■ INPUT DATA
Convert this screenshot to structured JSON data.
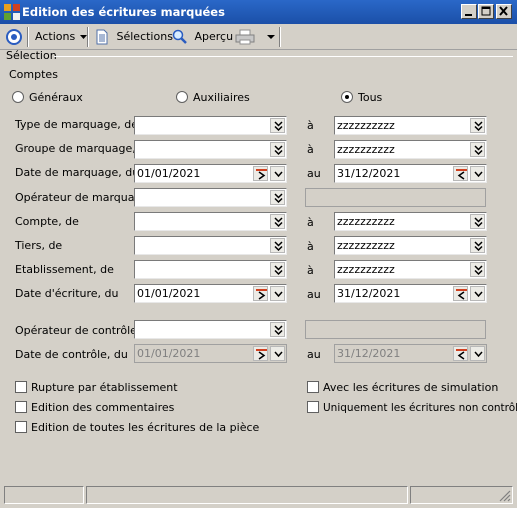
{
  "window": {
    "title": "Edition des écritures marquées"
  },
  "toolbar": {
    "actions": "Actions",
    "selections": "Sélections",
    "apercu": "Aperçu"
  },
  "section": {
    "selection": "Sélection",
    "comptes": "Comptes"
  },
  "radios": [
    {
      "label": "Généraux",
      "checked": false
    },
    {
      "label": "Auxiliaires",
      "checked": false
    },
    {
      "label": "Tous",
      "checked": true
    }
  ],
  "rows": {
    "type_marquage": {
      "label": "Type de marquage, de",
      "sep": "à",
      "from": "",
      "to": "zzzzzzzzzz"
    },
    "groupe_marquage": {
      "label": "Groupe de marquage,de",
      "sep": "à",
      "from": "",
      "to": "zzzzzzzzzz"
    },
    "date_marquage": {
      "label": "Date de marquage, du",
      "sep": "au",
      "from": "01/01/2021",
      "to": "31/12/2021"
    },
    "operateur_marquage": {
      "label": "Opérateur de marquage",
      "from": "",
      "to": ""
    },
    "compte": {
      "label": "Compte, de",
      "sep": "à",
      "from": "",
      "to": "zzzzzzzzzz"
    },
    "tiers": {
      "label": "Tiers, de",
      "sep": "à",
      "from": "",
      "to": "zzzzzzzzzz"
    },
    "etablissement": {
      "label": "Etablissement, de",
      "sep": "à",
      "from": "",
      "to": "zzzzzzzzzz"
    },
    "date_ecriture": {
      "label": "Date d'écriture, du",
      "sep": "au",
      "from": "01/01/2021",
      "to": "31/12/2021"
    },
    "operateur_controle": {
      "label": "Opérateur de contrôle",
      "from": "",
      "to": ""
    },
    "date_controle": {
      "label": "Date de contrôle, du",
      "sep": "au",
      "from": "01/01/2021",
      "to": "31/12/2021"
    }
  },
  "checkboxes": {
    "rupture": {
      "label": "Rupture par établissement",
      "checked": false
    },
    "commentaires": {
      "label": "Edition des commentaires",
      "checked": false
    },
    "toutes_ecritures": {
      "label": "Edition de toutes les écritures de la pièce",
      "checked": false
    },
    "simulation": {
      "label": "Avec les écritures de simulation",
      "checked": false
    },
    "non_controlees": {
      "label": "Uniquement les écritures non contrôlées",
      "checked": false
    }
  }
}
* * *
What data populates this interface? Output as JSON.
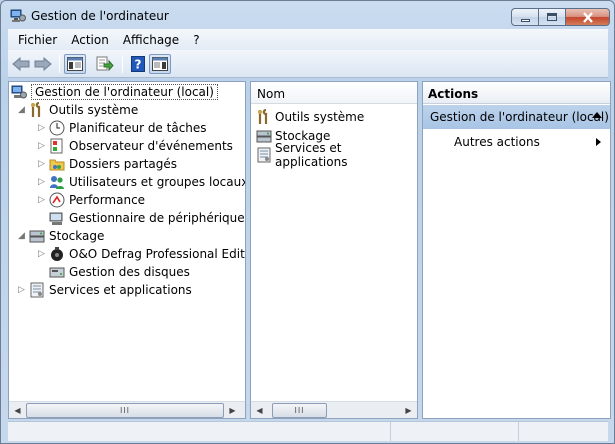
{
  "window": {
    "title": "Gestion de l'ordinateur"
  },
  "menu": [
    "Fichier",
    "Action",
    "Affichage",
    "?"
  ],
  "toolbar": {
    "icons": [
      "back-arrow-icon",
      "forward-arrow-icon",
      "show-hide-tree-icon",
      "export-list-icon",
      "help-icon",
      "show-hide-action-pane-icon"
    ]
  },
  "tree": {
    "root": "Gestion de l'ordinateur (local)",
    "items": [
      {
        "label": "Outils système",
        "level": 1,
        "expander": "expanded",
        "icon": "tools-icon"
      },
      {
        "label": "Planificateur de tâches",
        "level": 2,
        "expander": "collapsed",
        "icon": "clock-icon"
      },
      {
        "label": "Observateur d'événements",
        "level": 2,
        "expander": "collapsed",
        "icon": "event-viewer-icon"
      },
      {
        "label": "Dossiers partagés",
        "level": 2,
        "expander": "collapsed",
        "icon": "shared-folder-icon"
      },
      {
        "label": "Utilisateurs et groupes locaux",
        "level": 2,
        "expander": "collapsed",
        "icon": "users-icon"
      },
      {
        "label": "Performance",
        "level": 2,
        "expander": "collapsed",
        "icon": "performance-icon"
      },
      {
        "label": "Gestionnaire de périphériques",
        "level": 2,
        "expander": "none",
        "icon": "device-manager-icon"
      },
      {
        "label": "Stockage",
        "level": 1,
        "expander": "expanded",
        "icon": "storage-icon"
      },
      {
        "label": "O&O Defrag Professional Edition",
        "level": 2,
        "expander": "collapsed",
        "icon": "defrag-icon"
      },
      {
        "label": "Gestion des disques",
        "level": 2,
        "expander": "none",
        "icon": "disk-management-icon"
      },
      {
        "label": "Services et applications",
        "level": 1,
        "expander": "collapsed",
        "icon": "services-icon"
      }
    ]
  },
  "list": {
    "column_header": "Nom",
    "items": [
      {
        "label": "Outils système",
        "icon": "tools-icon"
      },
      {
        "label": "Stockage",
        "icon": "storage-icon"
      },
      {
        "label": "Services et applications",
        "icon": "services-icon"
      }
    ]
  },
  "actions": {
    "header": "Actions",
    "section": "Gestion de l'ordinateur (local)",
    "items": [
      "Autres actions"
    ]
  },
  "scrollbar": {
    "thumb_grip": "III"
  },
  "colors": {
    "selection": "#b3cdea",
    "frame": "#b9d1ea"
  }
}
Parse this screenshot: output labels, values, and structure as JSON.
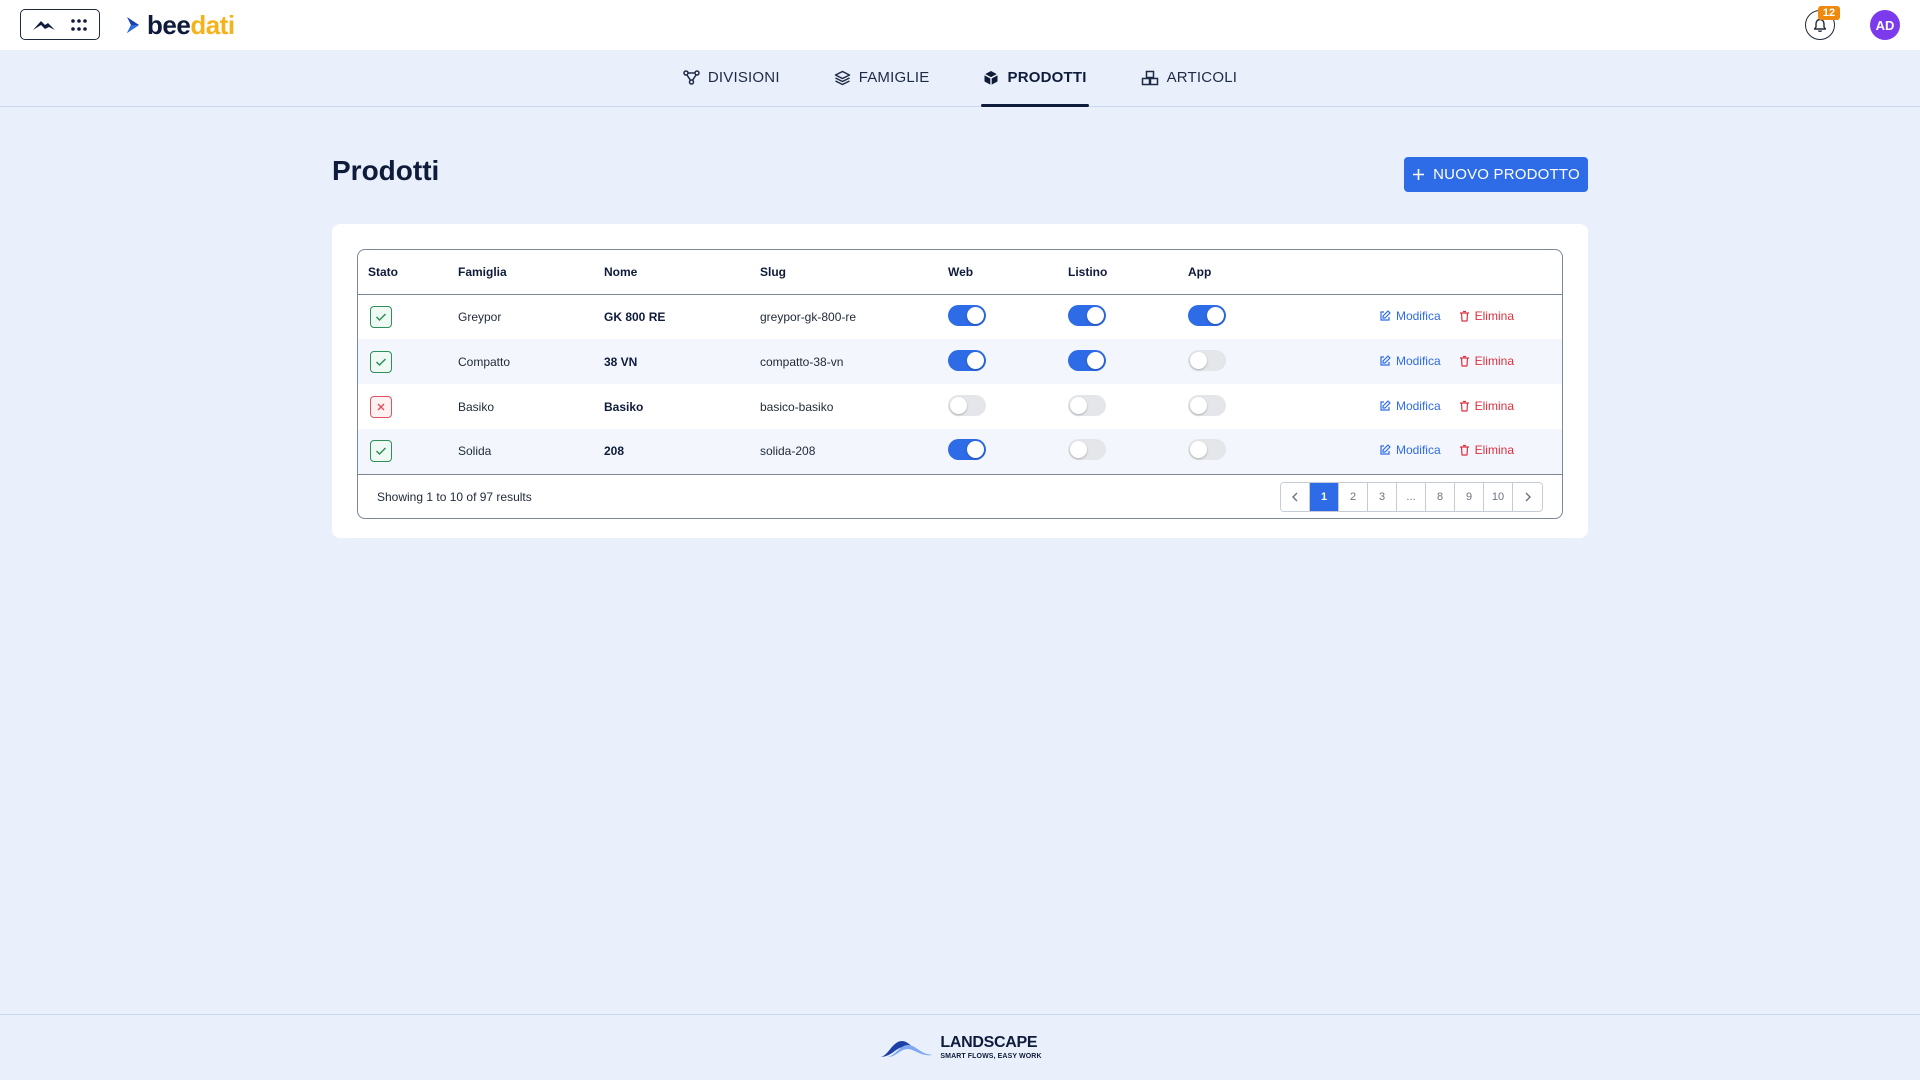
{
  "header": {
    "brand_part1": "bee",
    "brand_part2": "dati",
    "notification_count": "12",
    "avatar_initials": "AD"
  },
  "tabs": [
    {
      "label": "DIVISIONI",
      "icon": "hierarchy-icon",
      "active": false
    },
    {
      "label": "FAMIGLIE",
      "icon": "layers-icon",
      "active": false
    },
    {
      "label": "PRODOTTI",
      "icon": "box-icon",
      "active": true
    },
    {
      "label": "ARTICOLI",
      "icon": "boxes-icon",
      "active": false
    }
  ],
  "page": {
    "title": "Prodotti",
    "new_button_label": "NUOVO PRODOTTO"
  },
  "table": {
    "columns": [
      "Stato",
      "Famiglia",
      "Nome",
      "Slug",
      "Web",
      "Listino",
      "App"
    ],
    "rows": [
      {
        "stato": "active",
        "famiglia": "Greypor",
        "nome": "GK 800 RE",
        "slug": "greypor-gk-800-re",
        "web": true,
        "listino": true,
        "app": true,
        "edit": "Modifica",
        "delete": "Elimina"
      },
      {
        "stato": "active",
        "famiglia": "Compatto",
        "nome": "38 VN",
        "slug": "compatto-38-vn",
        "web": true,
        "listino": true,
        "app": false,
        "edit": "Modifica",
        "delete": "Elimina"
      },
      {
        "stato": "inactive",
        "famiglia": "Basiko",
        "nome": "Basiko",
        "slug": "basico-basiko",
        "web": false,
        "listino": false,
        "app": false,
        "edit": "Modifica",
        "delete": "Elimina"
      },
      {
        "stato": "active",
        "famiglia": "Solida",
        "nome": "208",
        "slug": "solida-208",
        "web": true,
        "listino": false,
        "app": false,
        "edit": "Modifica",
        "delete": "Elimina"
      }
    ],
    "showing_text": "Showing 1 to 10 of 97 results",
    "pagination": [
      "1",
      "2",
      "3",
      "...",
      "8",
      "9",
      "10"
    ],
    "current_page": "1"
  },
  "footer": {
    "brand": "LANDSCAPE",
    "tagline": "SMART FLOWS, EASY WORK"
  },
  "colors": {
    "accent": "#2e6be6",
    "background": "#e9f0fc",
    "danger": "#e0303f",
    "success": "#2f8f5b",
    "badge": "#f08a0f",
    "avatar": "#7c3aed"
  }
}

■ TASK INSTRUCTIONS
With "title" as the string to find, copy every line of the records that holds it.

■ ANSWER SECTION
    "title": "Edition des écritures marquées"
    "title": "Gestion de l'ordinateur"
    "title": "Prodotti",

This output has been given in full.